Do not lose sight of this principle in your chosen profession. We can get drawn to all the bright and shiny objects that look and sound great, I have sometimes fallen into this trap. But it is the ability to understand and practice the fundamentals that are the key to high levels of performance, fulfilment and success. Fundamentals form the core of any professional skillset. They are the seed from which essential structure and function grow.
Don’t Learn Too Quickly
Physiotherapy, my specialisation, is a profession underpinned by human interaction, communication, empathy, active listening and a professional skillset taught in university, and amplified with experience and exposure in a career journey. All too frequently young, enthusiastic and ambitious physiotherapists try to learn everything quickly and complete as many courses and attend as many seminars as they can, perhaps some of these physios overcomplicate things and forget to keep practicing the simple and effective things. They can get bombarded with information from many directions be that technical, or other forms of knowledge.

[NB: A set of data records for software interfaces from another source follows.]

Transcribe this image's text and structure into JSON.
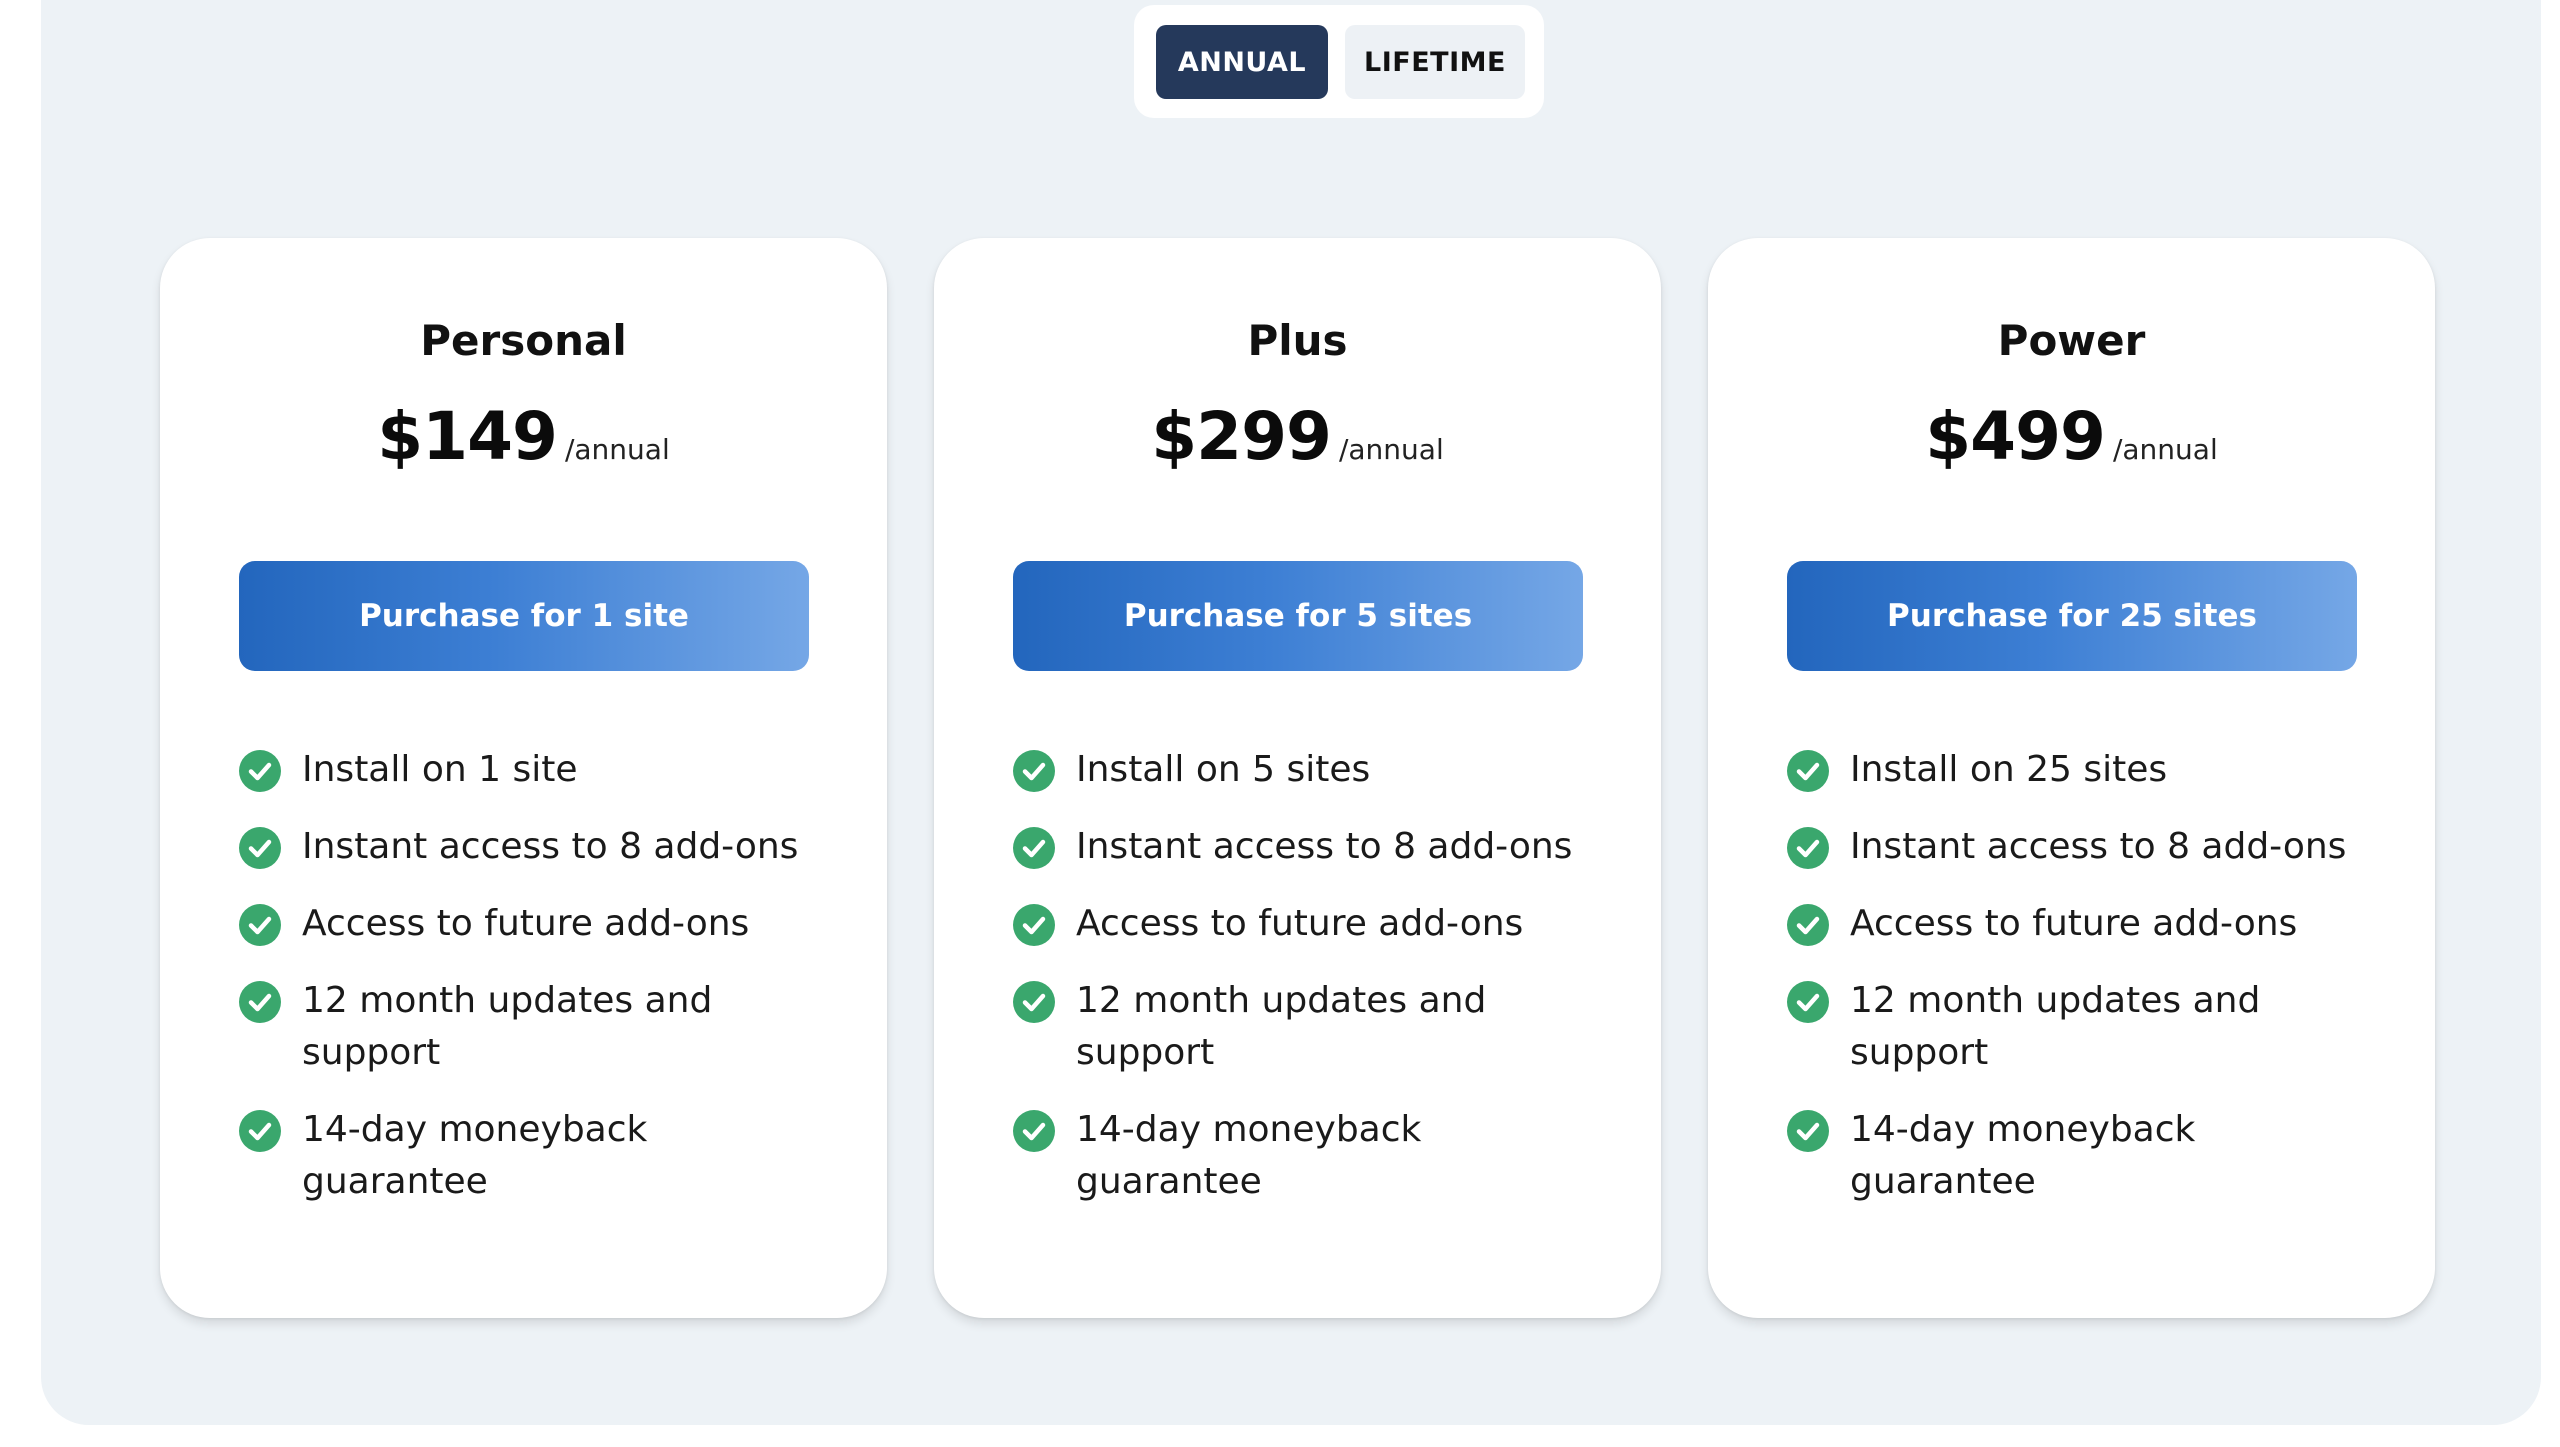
{
  "toggle": {
    "options": [
      {
        "label": "ANNUAL",
        "selected": true
      },
      {
        "label": "LIFETIME",
        "selected": false
      }
    ]
  },
  "plans": [
    {
      "name": "Personal",
      "price": "$149",
      "period": "/annual",
      "button_label": "Purchase for 1 site",
      "features": [
        "Install on 1 site",
        "Instant access to 8 add-ons",
        "Access to future add-ons",
        "12 month updates and support",
        "14-day moneyback guarantee"
      ]
    },
    {
      "name": "Plus",
      "price": "$299",
      "period": "/annual",
      "button_label": "Purchase for 5 sites",
      "features": [
        "Install on 5 sites",
        "Instant access to 8 add-ons",
        "Access to future add-ons",
        "12 month updates and support",
        "14-day moneyback guarantee"
      ]
    },
    {
      "name": "Power",
      "price": "$499",
      "period": "/annual",
      "button_label": "Purchase for 25 sites",
      "features": [
        "Install on 25 sites",
        "Instant access to 8 add-ons",
        "Access to future add-ons",
        "12 month updates and support",
        "14-day moneyback guarantee"
      ]
    }
  ],
  "icons": {
    "feature": "check-circle-icon"
  },
  "colors": {
    "toggle_active": "#25395b",
    "toggle_inactive": "#edf1f5",
    "button_gradient_start": "#2366bd",
    "button_gradient_end": "#75a7e6",
    "check_green": "#3aa76d",
    "panel_background": "#edf2f6"
  }
}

I have spoken to and mentored several physiotherapists starting their careers. They usually have attended multiple courses; but I am often asked the question of where they should focus their attention to build the learning that will make an impactful difference on outcomes with patients and clients. I usually answer, “don’t forget the fundamentals…because if you do them to a high level you will do well”. And it is a simple fact that this concept can be taken to any job.
Practice Your Fundamentals
Physiotherapy under-graduate degrees give students a grounding in anatomy, physiology, biology, strength & conditioning, research and many clinical work placements to gain experience in physiotherapy areas such as musculoskeletal, respiratory, and neurological specialities. The fundamentals of how to approach a patient, take a detailed subjective and objective assessment are taught here. The ability to create a succinct and appropriate management and treatment plan after a diagnosis is schooled here. These fundamental skills are practiced regularly and diligently. Do not forget them when you are out working in private practice or pitch-side at a football match!
Vincent van Gogh once said that “doing little things well is a step toward doing big things better”. The simple thing like gathering all the important information from a patient, having actually engaged and listened to the patient is fundamental, it is foundational to any successful treatment process.
Continue to Keep it Simple
Other vital ‘soft skills’ such as punctuality, thoughtfulness, effective and clear communication, emotional intelligence, teamwork and collaboration are fundamentals that are commonly part of our curriculum too. Do not make the mistake of forgetting them when you are qualified. These fundamentals should be ingrained through habits and repeated deliberate practice and action. Keep it simple – like Kobe Bryant, Tim Duncan and so many other high-performers often do.
In my podcast ‘Sleep Eat Perform Repeat’ I am always intrigued when I hear from each high performer I speak to proclaim the importance of doing the simple things repeatedly over time, leading to success and high levels of productivity and performance in their respective field, be that writing, photography, public speaking, drawing, playing an instrument, kicking a rugby ball – you name it. Paulo Coelho, the author of ‘The Alchemist’ says that “the simple things are also the most extraordinary things, and only the wise can see them”. Be wise, don’t be stupid – but keep it simple, stupid!
Excellence and high performance in any profession and walk of life is about doing the ordinary, fundamental pieces extraordinarily well and to the highest possible standard to achieve the highest possible outcomes. Learn the fundamentals you need to know, practice them regularly with a zeal and passion and will serve you well.
- Identify the key fundamental ingredients in your profession – the pieces that separate the best from the rest.
- Practice them with energy. Ask mentors about them. Seek guidance on these fundamentals
- Do not forget the fundamentals! They are what made you successful in the first place and put you on the right path to doing what you want to do.